Input material

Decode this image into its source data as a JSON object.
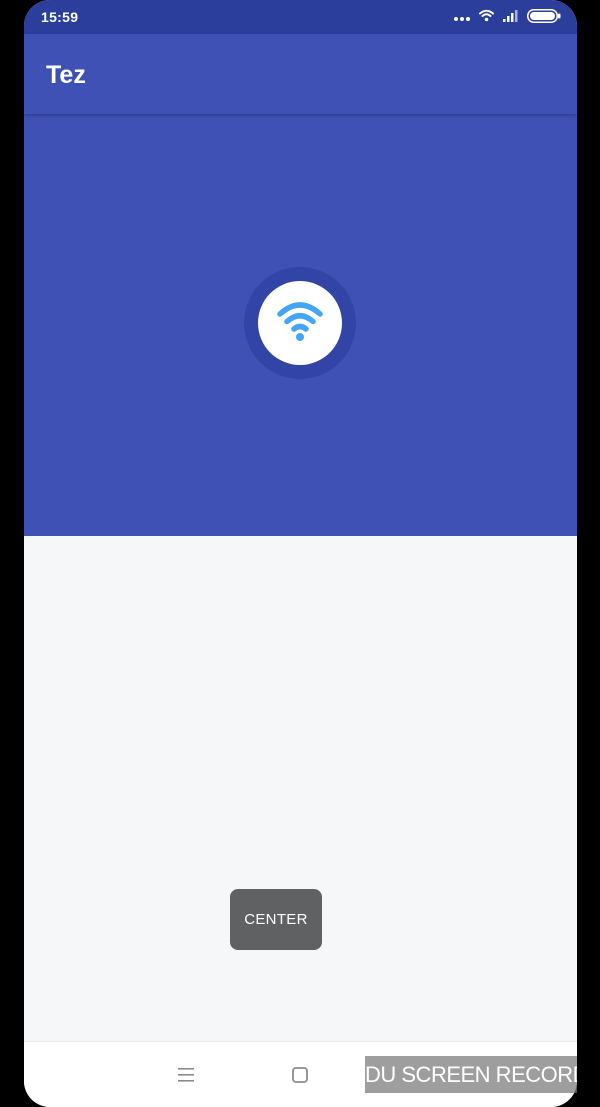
{
  "status_bar": {
    "time": "15:59",
    "icons": [
      "more-dots-icon",
      "wifi-icon",
      "signal-icon",
      "battery-icon"
    ]
  },
  "app_bar": {
    "title": "Tez"
  },
  "hero": {
    "icon": "wifi-icon",
    "icon_color": "#42a5f5"
  },
  "toast": {
    "text": "CENTER"
  },
  "nav_bar": {
    "icons": [
      "menu-icon",
      "home-square-icon"
    ]
  },
  "watermark": {
    "text": "DU SCREEN RECORDER"
  },
  "colors": {
    "primary": "#3f51b5",
    "primary_dark": "#2c3e9c",
    "background": "#f5f7f8",
    "toast": "#5f6163"
  }
}
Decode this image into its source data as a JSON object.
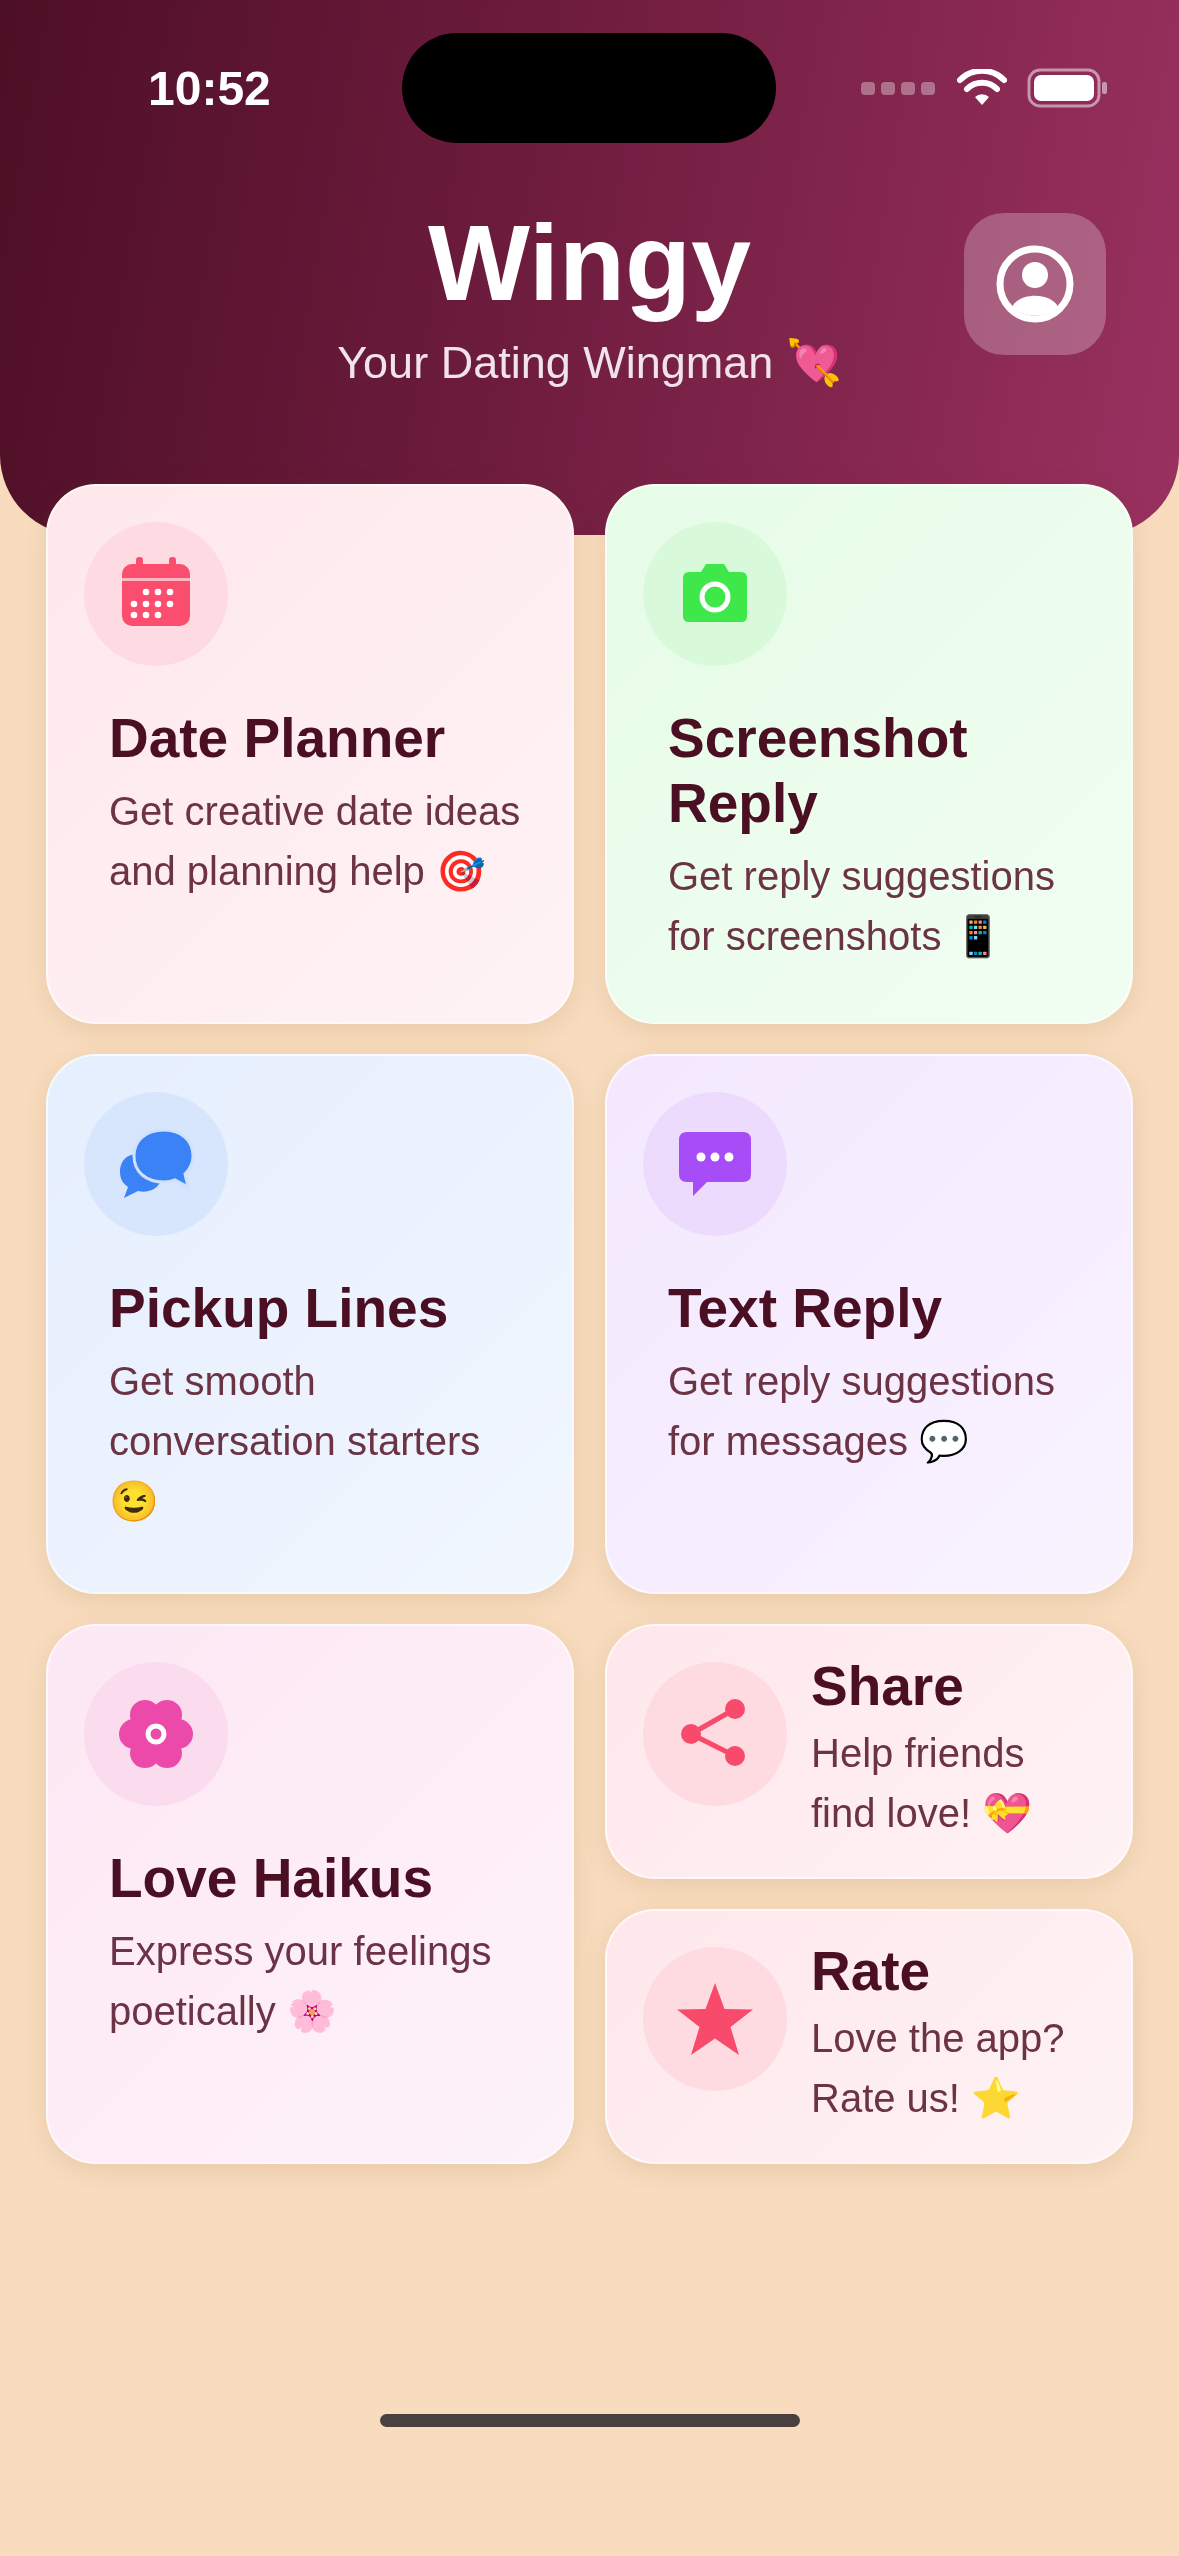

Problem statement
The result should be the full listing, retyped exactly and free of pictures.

Problem solution
Decode this image into its source data as a JSON object.
{
  "status_bar": {
    "time": "15:59",
    "icons": [
      "more-dots-icon",
      "wifi-icon",
      "signal-icon",
      "battery-icon"
    ]
  },
  "app_bar": {
    "title": "Tez"
  },
  "hero": {
    "icon": "wifi-icon",
    "icon_color": "#42a5f5"
  },
  "toast": {
    "text": "CENTER"
  },
  "nav_bar": {
    "icons": [
      "menu-icon",
      "home-square-icon"
    ]
  },
  "watermark": {
    "text": "DU SCREEN RECORDER"
  },
  "colors": {
    "primary": "#3f51b5",
    "primary_dark": "#2c3e9c",
    "background": "#f5f7f8",
    "toast": "#5f6163"
  }
}
Decode this image into its source data as a JSON object.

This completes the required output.